A direct listing for Slack means it will allow Slack to avoid paying the hefty fees that are involved in the process, and also can give shares more liquidity by avoiding the lock-up periods associated with going public through a traditional IPO.

A direct listing is great for a company that simply wants to reward longtime employees and its longtime investors with a bit of liquidity and take a chance on market sentiment for its product and business.

Slack was valued at $7.1 billion by private investors in 2018. Slack has name recognition and a private-market valuation that demonstrates that and is super popular among Millennial startups. From Facebook Workplace to Microsoft Teams, nobody has been able to touch it.

The Future is Bright for Direct Listing IPOs

Spotify and Slack aren't unique, there will be many more direct listings. Millennials simply don’t trust Wall Street like they used to. Millennial-led companies which are cash positive have real incentives to test the direct listing IPO market.

Choosing the New York Stock Exchange likely gives the company some comfort, because unlike the Nasdaq, the NYSE has designated market makers on the floor of the exchange who can manage prices if the stock becomes really volatile in its first day of trading, according to WSJ sources.

2019 is the Best IPOs Moment in Many Years

2019 is a pivotal year for the future of IPOs, so Slack is going to give Wall Street an exciting summer. While I think the Lyft and Uber IPOs will be a mega bust, some of this crop should be winners:

  • Lyft
  • Uber
  • Pinterest
  • Postmates
  • Palantir
  • Airbnb
  • Slack (direct listing on NYSE)
  • Robinhood
  • Casper
  • Cloudflare
  • WeWork
  • Rackspace

Slack’s listing plans coincide with possible IPOs this year by other marquee Silicon Valley companies and how it fares will provide a valuable alternative path for future Tech IPOs that are part of a new wave of Millennial-led companies. Lyft’s IPO price was grossly over-valued and the market is punishing it for that. Hopefully Uber won’t make the same mistake.

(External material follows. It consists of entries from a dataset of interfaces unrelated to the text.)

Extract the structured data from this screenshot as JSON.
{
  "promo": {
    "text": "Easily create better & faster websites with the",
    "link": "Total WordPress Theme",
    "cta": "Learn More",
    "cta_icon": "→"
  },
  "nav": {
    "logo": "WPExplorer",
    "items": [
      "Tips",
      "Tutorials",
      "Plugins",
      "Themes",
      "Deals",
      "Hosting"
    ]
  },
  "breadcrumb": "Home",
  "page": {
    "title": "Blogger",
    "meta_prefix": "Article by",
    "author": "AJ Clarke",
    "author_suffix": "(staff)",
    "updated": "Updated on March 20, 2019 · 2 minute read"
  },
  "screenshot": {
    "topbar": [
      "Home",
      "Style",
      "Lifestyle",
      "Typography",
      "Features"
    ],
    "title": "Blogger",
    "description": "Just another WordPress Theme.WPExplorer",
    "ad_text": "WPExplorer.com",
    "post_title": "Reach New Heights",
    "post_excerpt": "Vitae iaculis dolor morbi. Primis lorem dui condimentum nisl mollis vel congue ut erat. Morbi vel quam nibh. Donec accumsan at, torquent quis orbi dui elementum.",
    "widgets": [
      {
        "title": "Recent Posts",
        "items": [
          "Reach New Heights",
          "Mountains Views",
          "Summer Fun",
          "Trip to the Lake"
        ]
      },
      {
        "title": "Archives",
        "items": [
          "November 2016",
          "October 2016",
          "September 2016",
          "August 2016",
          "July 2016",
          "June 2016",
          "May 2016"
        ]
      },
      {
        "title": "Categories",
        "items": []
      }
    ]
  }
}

Slack already raised $427 million in 2018, so technically it didn’t need to go IPO at its 10-year mark of 2019, but it will mid-year. Slack is an exceptional company that is revolutionizing the way people collaborate, and it might change how we view the direct listing IPO forever.